Fifa has lodged a criminal complaint against unidentified people over the bidding for the 2018 and 2022 World Cups.
The action marks the first time world soccer's governing body has sought to involve law enforcement in connection with its own 18-month-long investigation into the bids.
The probe concluded last week with an announcement it had found no reason to overturn the decisions to hold the cup in Russia in 2018 and in Qatar in 2022.
In a statement, FIFA said its investigation had determined that some individuals - it did not say who - may have broken unspecified laws in Switzerland, where the body is based.
"In particular, there seem to be grounds for suspicion that, in isolated cases, international transfers of assets with connections to Switzerland took place, which merit examination by the criminal prosecution authorities," it said. It gave no further details about those transactions.
The Swiss attorney general's office confirmed it had received a complaint submitted by FIFA, but was not immediately able to comment further. Reuters reported the Swiss attorney general will typically open an investigation in response to a notification of suspected criminal activity, and can then decide whether to prosecute or close the investigation.

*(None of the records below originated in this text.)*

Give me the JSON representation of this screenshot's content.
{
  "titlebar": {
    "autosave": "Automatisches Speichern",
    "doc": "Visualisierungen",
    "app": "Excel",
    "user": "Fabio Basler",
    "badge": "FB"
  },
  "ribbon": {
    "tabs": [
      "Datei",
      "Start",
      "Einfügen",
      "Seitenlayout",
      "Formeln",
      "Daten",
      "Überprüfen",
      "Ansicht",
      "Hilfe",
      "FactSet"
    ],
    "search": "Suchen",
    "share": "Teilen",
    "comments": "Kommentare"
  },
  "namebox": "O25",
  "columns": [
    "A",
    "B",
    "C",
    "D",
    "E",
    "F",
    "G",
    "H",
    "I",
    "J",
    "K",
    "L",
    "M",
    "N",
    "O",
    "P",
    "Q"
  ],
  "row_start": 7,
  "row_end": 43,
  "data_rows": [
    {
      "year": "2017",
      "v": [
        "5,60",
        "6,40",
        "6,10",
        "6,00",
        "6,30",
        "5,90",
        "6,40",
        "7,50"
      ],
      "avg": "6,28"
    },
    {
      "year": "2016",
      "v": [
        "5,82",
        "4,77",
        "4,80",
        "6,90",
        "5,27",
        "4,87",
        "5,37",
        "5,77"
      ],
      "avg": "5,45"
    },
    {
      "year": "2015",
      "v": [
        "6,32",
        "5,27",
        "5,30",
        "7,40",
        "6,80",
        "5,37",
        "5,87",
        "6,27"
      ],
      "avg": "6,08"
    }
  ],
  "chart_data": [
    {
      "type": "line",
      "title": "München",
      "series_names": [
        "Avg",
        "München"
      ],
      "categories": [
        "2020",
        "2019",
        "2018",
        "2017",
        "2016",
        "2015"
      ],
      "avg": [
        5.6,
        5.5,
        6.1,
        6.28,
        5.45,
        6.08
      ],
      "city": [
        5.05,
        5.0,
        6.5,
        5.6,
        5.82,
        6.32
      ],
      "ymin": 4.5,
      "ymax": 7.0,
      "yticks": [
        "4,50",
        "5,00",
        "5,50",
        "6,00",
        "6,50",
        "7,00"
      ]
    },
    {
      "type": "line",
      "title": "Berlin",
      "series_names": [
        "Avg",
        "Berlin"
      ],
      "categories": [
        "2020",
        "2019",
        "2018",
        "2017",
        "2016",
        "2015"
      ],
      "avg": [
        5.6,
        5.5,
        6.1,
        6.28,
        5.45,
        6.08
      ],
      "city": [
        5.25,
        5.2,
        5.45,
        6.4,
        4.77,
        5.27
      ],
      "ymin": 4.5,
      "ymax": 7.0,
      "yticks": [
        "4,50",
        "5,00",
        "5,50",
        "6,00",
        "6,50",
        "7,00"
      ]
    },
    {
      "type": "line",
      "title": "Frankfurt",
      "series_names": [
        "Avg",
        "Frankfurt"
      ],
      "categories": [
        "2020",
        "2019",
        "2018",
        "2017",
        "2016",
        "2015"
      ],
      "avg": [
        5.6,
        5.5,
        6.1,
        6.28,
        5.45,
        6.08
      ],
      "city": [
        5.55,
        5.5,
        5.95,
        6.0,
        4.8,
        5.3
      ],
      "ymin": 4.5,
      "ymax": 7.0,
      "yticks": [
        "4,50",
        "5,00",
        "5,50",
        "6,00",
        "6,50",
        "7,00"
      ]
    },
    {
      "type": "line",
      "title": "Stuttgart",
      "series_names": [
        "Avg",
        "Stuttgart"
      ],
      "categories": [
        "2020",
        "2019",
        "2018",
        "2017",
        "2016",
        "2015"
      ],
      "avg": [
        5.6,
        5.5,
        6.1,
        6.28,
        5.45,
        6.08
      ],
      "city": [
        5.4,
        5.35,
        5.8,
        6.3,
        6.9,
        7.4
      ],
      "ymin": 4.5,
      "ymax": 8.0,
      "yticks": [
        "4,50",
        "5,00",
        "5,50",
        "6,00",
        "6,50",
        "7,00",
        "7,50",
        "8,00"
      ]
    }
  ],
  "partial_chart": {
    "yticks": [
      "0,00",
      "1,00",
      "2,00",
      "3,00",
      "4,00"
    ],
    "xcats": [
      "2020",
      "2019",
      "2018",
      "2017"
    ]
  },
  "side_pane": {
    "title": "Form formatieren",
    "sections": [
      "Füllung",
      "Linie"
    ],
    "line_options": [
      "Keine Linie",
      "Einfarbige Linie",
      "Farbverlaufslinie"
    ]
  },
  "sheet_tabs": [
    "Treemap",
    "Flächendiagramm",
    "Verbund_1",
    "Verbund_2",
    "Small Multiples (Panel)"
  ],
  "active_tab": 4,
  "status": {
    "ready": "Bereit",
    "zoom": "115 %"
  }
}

The bidding for the 2018 and 2022 cups drew complaint from the moment the two decisions were announced on the same day in 2010. Qatar's successful bid in particular was criticised in Europe, particularly because of the extreme temperatures in the Gulf state during the summer when the Cup is usually held.
Qatar and Russia deny any wrongdoing and say campaigns to discredit their bids are motivated by rival countries bitter at the failure of their own bids.
Fifa's investigation into the bidding process has loomed over international soccer, especially in Europe, where officials have talked publicly about quitting a global body that earns billions of dollars in revenue from selling broadcast and sponsorship rights to the world's most popular sporting event.
It looked at losing bids as well as winning bids, and at the behaviour of countless international soccer officials.
Fifa's announcement last week that cleared Qatar and Russia of wrongdoing was undermined when Michael Garcia, the former US prosecutor that led the governing body's own investigation, announced hours later that he disputed its summary of his findings.
A number of European officials have called on Fifa to publish Mr Garcia's full report. Fifa said on Tuesday it was turning over the unpublished report to the Swiss authorities but defended its decision not to release it to the public.